(Web page and app entries)
○ ○ ○

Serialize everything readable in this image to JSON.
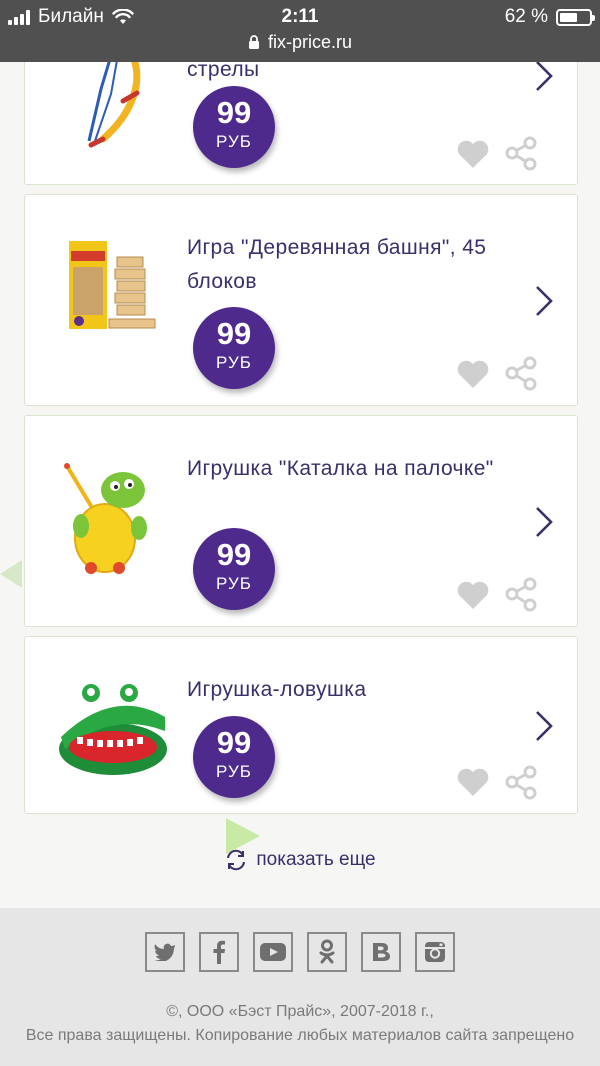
{
  "status": {
    "carrier": "Билайн",
    "time": "2:11",
    "battery": "62 %",
    "battery_level": 0.62,
    "url": "fix-price.ru"
  },
  "colors": {
    "accent": "#4f2a8d",
    "title": "#3a2f6b",
    "card_border": "#dbe6cf",
    "footer_bg": "#e6e6e6"
  },
  "products": [
    {
      "title": "стрелы",
      "price": "99",
      "currency": "РУБ"
    },
    {
      "title": "Игра \"Деревянная башня\", 45 блоков",
      "price": "99",
      "currency": "РУБ"
    },
    {
      "title": "Игрушка \"Каталка на палочке\"",
      "price": "99",
      "currency": "РУБ"
    },
    {
      "title": "Игрушка-ловушка",
      "price": "99",
      "currency": "РУБ"
    }
  ],
  "load_more": "показать еще",
  "social_icons": [
    "twitter-icon",
    "facebook-icon",
    "youtube-icon",
    "odnoklassniki-icon",
    "vk-icon",
    "instagram-icon"
  ],
  "footer": {
    "copyright": "©, ООО «Бэст Прайс», 2007-2018 г.,",
    "rights": "Все права защищены. Копирование любых материалов сайта запрещено"
  }
}
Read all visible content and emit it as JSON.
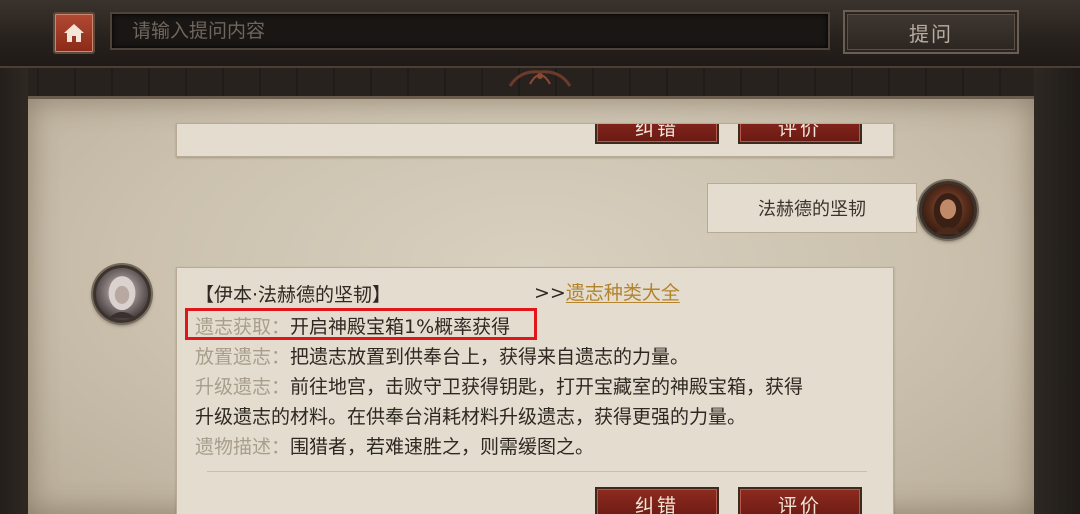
{
  "header": {
    "search_placeholder": "请输入提问内容",
    "ask_label": "提问"
  },
  "previous_answer": {
    "correct_label": "纠错",
    "rate_label": "评价"
  },
  "user_message": {
    "text": "法赫德的坚韧"
  },
  "answer": {
    "title": "【伊本·法赫德的坚韧】",
    "link_prefix": ">>",
    "link_text": "遗志种类大全",
    "rows": [
      {
        "label": "遗志获取：",
        "value": "开启神殿宝箱1%概率获得"
      },
      {
        "label": "放置遗志：",
        "value": "把遗志放置到供奉台上，获得来自遗志的力量。"
      },
      {
        "label": "升级遗志：",
        "value": "前往地宫，击败守卫获得钥匙，打开宝藏室的神殿宝箱，获得"
      },
      {
        "label": "",
        "value": "升级遗志的材料。在供奉台消耗材料升级遗志，获得更强的力量。"
      },
      {
        "label": "遗物描述：",
        "value": "围猎者，若难速胜之，则需缓图之。"
      }
    ],
    "correct_label": "纠错",
    "rate_label": "评价"
  },
  "colors": {
    "accent_red": "#8e2a20",
    "highlight_border": "#e0161a",
    "link": "#b3832d",
    "parchment": "#cbc1ae"
  },
  "icons": {
    "home": "home-icon",
    "ornament": "ornament-icon"
  }
}
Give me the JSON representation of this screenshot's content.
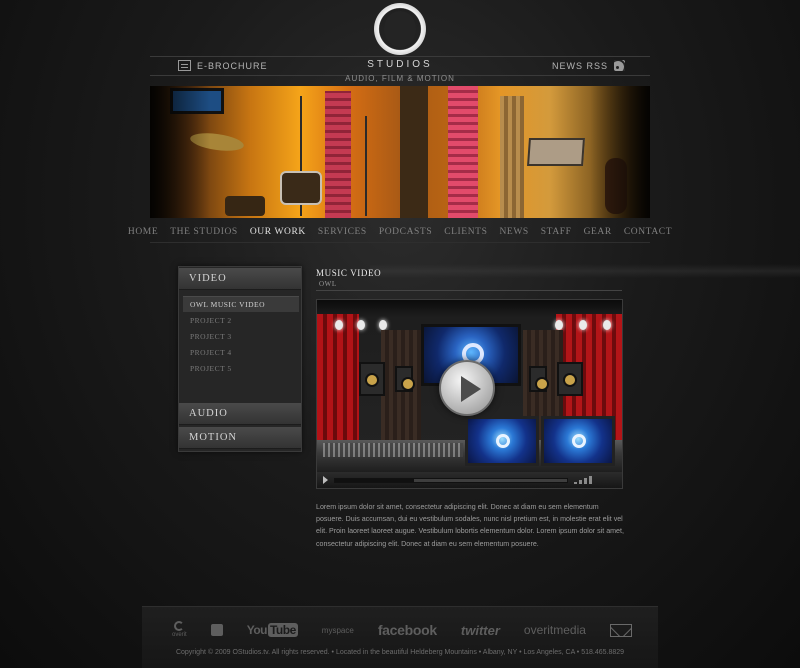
{
  "header": {
    "logo_text": "STUDIOS",
    "tagline": "AUDIO, FILM & MOTION",
    "ebrochure_label": "E-BROCHURE",
    "rss_label": "NEWS RSS"
  },
  "nav": {
    "items": [
      {
        "label": "HOME"
      },
      {
        "label": "THE STUDIOS"
      },
      {
        "label": "OUR WORK"
      },
      {
        "label": "SERVICES"
      },
      {
        "label": "PODCASTS"
      },
      {
        "label": "CLIENTS"
      },
      {
        "label": "NEWS"
      },
      {
        "label": "STAFF"
      },
      {
        "label": "GEAR"
      },
      {
        "label": "CONTACT"
      }
    ],
    "active": "OUR WORK"
  },
  "sidebar": {
    "video_label": "VIDEO",
    "items": [
      {
        "label": "OWL MUSIC VIDEO"
      },
      {
        "label": "PROJECT 2"
      },
      {
        "label": "PROJECT 3"
      },
      {
        "label": "PROJECT 4"
      },
      {
        "label": "PROJECT 5"
      }
    ],
    "audio_label": "AUDIO",
    "motion_label": "MOTION"
  },
  "main": {
    "title": "MUSIC VIDEO",
    "subtitle": "OWL",
    "player": {
      "progress": 0.34
    },
    "body_text": "Lorem ipsum dolor sit amet, consectetur adipiscing elit. Donec at diam eu sem elementum posuere. Duis accumsan, dui eu vestibulum sodales, nunc nisl pretium est, in molestie erat elit vel elit. Proin laoreet laoreet augue. Vestibulum lobortis elementum dolor. Lorem ipsum dolor sit amet, consectetur adipiscing elit. Donec at diam eu sem elementum posuere."
  },
  "footer": {
    "overit_label": "overit",
    "youtube_you": "You",
    "youtube_tube": "Tube",
    "myspace_label": "myspace",
    "facebook_label": "facebook",
    "twitter_label": "twitter",
    "overitmedia_label": "overitmedia",
    "copyright": "Copyright © 2009 OStudios.tv. All rights reserved. • Located in the beautiful Heldeberg Mountains • Albany, NY • Los Angeles, CA • 518.465.8829"
  }
}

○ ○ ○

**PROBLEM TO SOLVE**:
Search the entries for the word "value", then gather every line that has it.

**PROBLEM SOLUTION**:
        "value": "开启神殿宝箱1%概率获得"
        "value": "把遗志放置到供奉台上，获得来自遗志的力量。"
        "value": "前往地宫，击败守卫获得钥匙，打开宝藏室的神殿宝箱，获得"
        "value": "升级遗志的材料。在供奉台消耗材料升级遗志，获得更强的力量。"
        "value": "围猎者，若难速胜之，则需缓图之。"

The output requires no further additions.